County Executive Pittman recently announced the formation of the county’s first environmental subcabinet to spearhead sustainability efforts and further the administration’s progress in protecting natural resources. This year’s budget includes funding for staff at the soon-to-open Jug Bay Emory Waters Nature Preserve and expands the popular River Days Festival series to five locations, offering free public water access for families. 

Critical Services/Fiscal Responsibility
This year, Anne Arundel County upheld its Triple-A bond rating from all three major rating agencies for the second consecutive year. The agencies acknowledged the county’s robust economic indicators and fiscally responsible enhancements to governmental institutions that serve residents. The budget includes nearly a 3% cost-of-living adjustment for both union and non-represented employees and allocates funds to cover rising information technology expenses for the new Police Real Time Information Center, the Land Use Navigator, and other tools aimed at improving operations and enhancing security protocols. 

While the budget remained largely unchanged from introduction, the County Council reallocated funding from the delayed New Village Academy opening to other priorities, including elementary school classroom teaching positions, support for teacher planning time, and Pre-Kindergarten programs. County Executive Pittman also added funding for several capital budget programs and an additional position for the library system at the County Council’s request. 

“The FY25 budget reflects our commitment to investing in our community’s future. With increased funding for education, public safety, and infrastructure, we are laying the groundwork for sustainable growth and improved quality of life for all residents,” said County Council Chair Allison Pickard.

“A budget that supports our recruiting and retention of our public safety workers, provides vital funding for our schools, maintains our commitment to violence interruption and community health, expands our support for food distribution, and provides long-needed benefits to our school health staff - what’s not to like? Today is my birthday, and this well-crafted budget that meets the needs and priorities of our residents is the best present I could ask for,” said Council Vice-Chair Julie Hummer.

“I am thrilled that in FY25 we are continuing steady investment in our public schools and public safety. We have responded to our constituents by continuing to make improvements in everything from fire department equipment to park maintenance, roads, bridges, and sidewalks,” said Councilmember Lisa Rodvien.

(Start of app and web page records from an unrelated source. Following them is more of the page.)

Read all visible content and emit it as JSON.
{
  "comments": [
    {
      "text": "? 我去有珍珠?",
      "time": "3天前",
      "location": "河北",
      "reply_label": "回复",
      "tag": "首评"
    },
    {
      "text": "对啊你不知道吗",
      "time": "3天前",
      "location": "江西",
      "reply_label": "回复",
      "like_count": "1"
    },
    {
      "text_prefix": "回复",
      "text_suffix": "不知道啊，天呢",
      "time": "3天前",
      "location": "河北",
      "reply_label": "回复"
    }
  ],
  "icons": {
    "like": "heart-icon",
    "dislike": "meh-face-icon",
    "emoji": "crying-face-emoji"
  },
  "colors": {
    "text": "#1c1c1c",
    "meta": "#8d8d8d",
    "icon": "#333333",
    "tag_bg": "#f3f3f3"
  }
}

“I am proud to support this budget and want to thank everyone who came out during the process to speak about the priorities that are important to them. The result is a budget that reflects our values in Anne Arundel County. By strengthening public safety, prioritizing public education, supporting the well-being of our residents and communities, investing in protecting and promoting our natural environment, and maintaining our fiscal discipline with the lowest taxes in the region, this budget builds upon the strides we have made in Anne Arundel County while meeting the needs that are so important to our residents,” said Councilmember Pete Smith.

For more information on the County’s FY25 budget, visit